The State Council of Higher Education has released some startling numbers to persuade the General Assembly to increase funding.
Forty years ago, a Virginia College student could pay his own tuition and fees by working less than 10 hours a week during the academic year.
Today, it would take more than 44 hours a week, the equivalent of a full-time job. During just the past ten years, debt levels have risen, double the rate of inflation.
Mechanicsville's Jason Mraz, who has become known around the world as a Grammy-award-winning singer, came home to get married Sunday (10/25).
Jason Mraz married his long-time girlfriend Christina Carano at the Historic Polegreen Church.
He grew up in Mechanicsville and graduated from Lee Davis High School, but now lives in California, where he met his future wife at a coffee shop she owned in Hermosa Beach.
The American Civil Liberties Union of Virginia is raising concerns about the lack of uniformity in the use of police body-worn cameras across the state.
The ACLU says it has reviewed the policies of 59 local law enforcement agencies and found them “inconsistent at best, chaotic at worse,” and without uniform standards an otherwise useful tool threatens to expand the surveillance state.

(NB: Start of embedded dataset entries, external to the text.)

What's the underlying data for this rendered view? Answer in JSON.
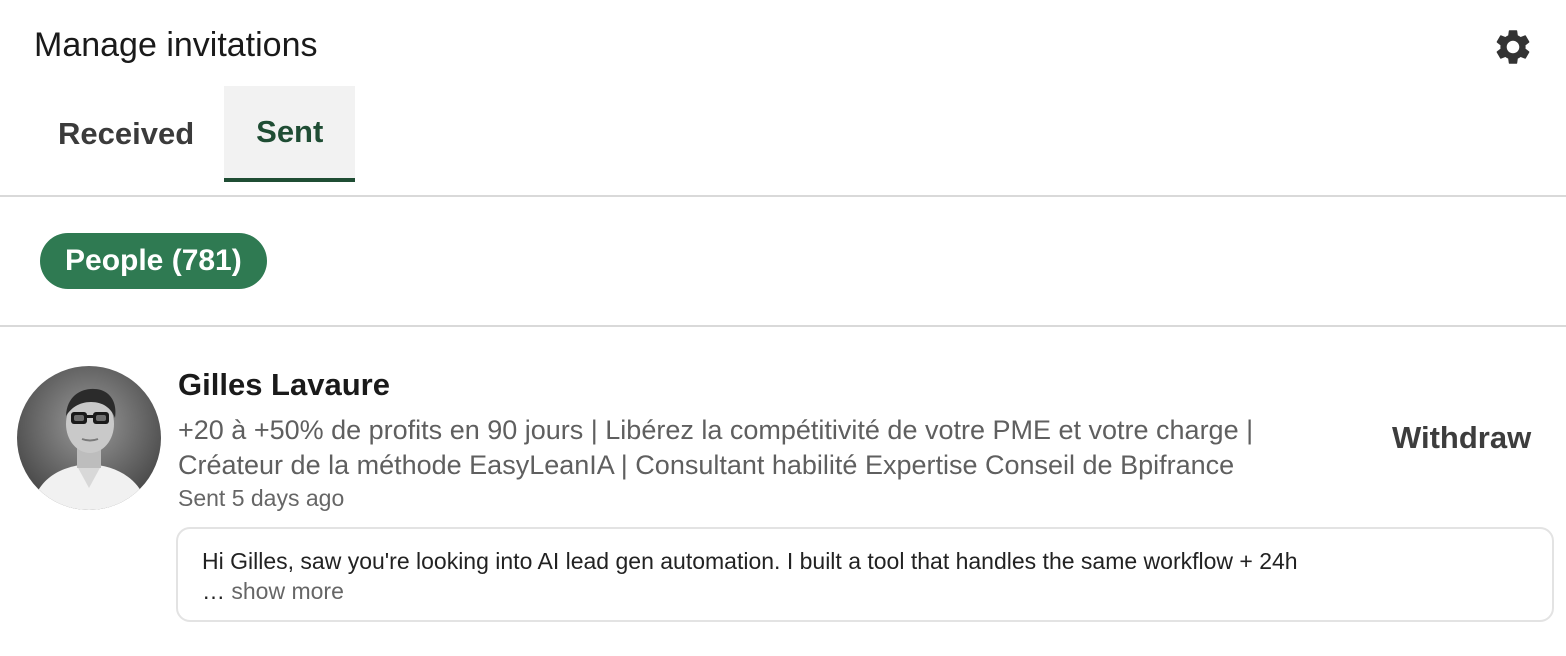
{
  "header": {
    "title": "Manage invitations",
    "settings_icon": "gear-icon"
  },
  "tabs": [
    {
      "label": "Received",
      "active": false
    },
    {
      "label": "Sent",
      "active": true
    }
  ],
  "filter": {
    "label": "People (781)"
  },
  "invitation": {
    "name": "Gilles Lavaure",
    "headline_line1": "+20 à +50% de profits en 90 jours | Libérez la compétitivité de votre PME et votre charge |",
    "headline_line2": "Créateur de la méthode EasyLeanIA | Consultant habilité Expertise Conseil de Bpifrance",
    "sent_time": "Sent 5 days ago",
    "withdraw_label": "Withdraw",
    "message": "Hi Gilles, saw you're looking into AI lead gen automation. I built a tool that handles the same workflow + 24h",
    "ellipsis": "…",
    "show_more_label": "show more"
  },
  "colors": {
    "accent": "#1f4d34",
    "pill": "#2f7a52",
    "divider": "#d9d9d9"
  }
}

The State Council of Higher Education says Virginia should step up its financial support for colleges and universities.
The coordinating body for higher education meets today (10/27) in Richmond and will deliver the message that the recession is over, the economy is rebounding, unemployment has dipped below five percent and Virginia is in a position to “reinvest substantially” in higher education.
The Cameron Foundation has approved almost a million dollars in new grant funding for non-profits in in the Tri-Cities area.
The October grants includes money to 29 non-profits including Virginia State’s Harding Street Urban Agricultural Center and to Friends of the Lower Appomattox River, which was also recognized for Outstanding Community Service, with 325 volunteers working thousands of hours to clear trails, conduct river cleanups and build park structures.
The Civil War Trust is set to announce the preservation and restoration of a portion of a major civil war battlefield today (10/26).
The announcement and ribbon-cutting are set for today at Fleetwood Hill on the Brandy Station Battlefield in Culpepper County, site of the largest cavalry battle in American History.
The Battle of Brandy Station was fought June 9th, 1863 and was the opening of the Gettysburg Campaign. Some 20,000 cavalrymen fought there.
The Civil War Trust has so far preserved 41,000 acres in 20 states.
Virginia legislators and clean energy advocates are seeking a comprehensive review of natural gas pipelines that include two that would be laid from West Virginia through Virginia.
They plan to tell the Federal Energy Regulatory Commission today (10/26) that the present review process is piecemeal and the proposed pipeline projects are too big and too dangerous to the environment not to have a comprehensive review.